--- Source material Enclosed Below ---
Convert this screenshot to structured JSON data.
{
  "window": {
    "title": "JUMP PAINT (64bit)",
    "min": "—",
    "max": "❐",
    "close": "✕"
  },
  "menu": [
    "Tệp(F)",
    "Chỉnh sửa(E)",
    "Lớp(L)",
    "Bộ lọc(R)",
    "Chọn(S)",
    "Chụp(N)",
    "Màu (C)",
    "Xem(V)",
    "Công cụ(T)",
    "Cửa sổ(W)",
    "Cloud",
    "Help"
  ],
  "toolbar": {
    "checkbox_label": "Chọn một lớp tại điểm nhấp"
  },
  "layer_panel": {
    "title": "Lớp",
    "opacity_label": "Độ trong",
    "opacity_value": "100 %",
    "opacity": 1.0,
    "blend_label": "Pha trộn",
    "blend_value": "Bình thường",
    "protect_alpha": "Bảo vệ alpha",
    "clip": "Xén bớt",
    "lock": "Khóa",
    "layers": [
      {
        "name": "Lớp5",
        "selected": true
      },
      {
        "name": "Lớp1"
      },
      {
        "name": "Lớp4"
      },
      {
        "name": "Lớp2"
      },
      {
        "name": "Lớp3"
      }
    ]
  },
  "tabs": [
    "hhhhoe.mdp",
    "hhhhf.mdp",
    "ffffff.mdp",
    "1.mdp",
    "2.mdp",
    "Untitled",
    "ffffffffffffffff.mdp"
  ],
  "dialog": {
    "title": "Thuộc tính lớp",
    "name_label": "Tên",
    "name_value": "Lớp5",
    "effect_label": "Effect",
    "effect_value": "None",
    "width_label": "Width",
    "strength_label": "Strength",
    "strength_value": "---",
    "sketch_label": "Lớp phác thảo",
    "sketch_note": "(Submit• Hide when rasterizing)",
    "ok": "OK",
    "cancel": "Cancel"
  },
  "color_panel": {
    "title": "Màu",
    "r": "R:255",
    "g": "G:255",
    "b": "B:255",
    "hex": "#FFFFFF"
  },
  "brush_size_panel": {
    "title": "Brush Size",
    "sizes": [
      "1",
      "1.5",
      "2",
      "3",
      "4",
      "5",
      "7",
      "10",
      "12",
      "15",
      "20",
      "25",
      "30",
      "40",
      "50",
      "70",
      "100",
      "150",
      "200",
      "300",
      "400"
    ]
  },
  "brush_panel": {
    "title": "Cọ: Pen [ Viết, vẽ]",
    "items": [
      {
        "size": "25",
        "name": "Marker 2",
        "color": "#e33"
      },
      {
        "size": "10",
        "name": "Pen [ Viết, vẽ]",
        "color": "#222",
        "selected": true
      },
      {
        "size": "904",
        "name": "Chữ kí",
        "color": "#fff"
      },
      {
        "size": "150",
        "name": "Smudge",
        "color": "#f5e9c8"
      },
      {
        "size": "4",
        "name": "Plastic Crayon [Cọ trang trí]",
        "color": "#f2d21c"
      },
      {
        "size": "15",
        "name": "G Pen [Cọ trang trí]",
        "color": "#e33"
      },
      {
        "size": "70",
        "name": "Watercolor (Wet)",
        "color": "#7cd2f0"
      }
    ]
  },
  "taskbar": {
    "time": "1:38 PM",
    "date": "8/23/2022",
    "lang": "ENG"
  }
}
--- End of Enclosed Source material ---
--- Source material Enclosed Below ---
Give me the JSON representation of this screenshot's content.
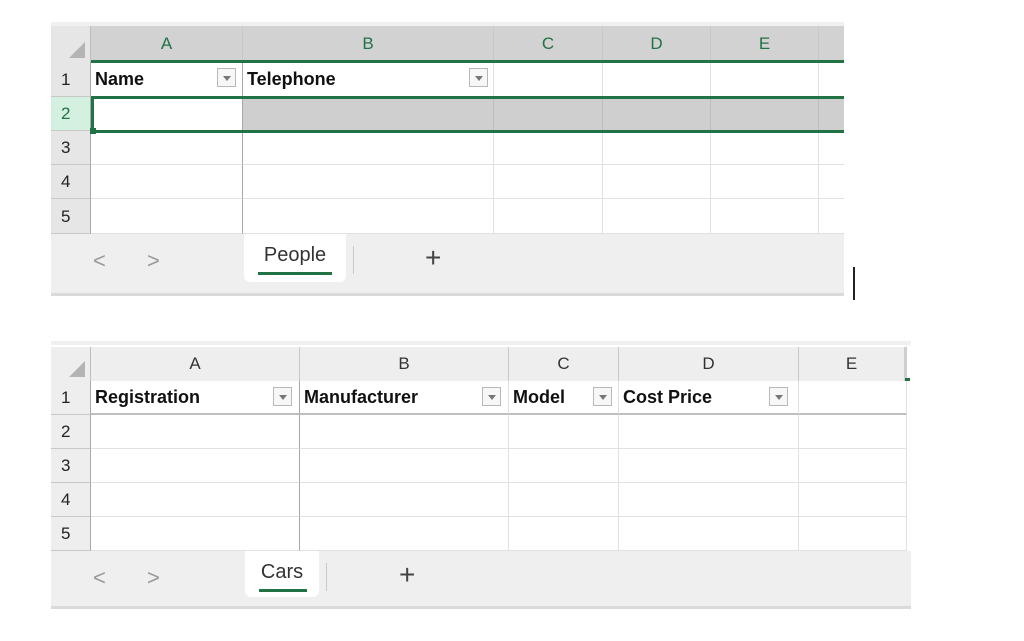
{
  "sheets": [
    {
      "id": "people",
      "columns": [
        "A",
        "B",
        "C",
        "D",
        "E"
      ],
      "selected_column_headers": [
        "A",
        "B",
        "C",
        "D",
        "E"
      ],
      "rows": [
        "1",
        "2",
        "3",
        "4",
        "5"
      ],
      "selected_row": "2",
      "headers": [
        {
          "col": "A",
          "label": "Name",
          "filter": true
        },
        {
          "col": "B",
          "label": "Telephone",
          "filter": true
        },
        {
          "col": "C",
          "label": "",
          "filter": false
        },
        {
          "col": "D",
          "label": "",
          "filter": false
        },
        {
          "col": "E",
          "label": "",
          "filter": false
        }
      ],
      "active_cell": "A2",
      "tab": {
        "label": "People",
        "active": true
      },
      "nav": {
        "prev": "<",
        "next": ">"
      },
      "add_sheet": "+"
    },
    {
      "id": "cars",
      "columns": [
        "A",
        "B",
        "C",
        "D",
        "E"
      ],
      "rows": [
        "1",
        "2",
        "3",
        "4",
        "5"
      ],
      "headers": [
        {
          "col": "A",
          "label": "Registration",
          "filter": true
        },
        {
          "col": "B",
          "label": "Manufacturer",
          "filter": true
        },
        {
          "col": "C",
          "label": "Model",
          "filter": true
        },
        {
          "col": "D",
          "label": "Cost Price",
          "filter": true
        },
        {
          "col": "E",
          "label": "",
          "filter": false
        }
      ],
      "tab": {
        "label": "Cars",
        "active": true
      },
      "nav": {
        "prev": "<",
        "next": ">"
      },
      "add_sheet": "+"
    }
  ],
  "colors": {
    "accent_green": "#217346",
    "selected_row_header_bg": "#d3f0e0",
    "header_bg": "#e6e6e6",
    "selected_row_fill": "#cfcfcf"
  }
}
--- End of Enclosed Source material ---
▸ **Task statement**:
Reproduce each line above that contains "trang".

▸ **Completed exercise**:
        "name": "Plastic Crayon [Cọ trang trí]",
        "name": "G Pen [Cọ trang trí]",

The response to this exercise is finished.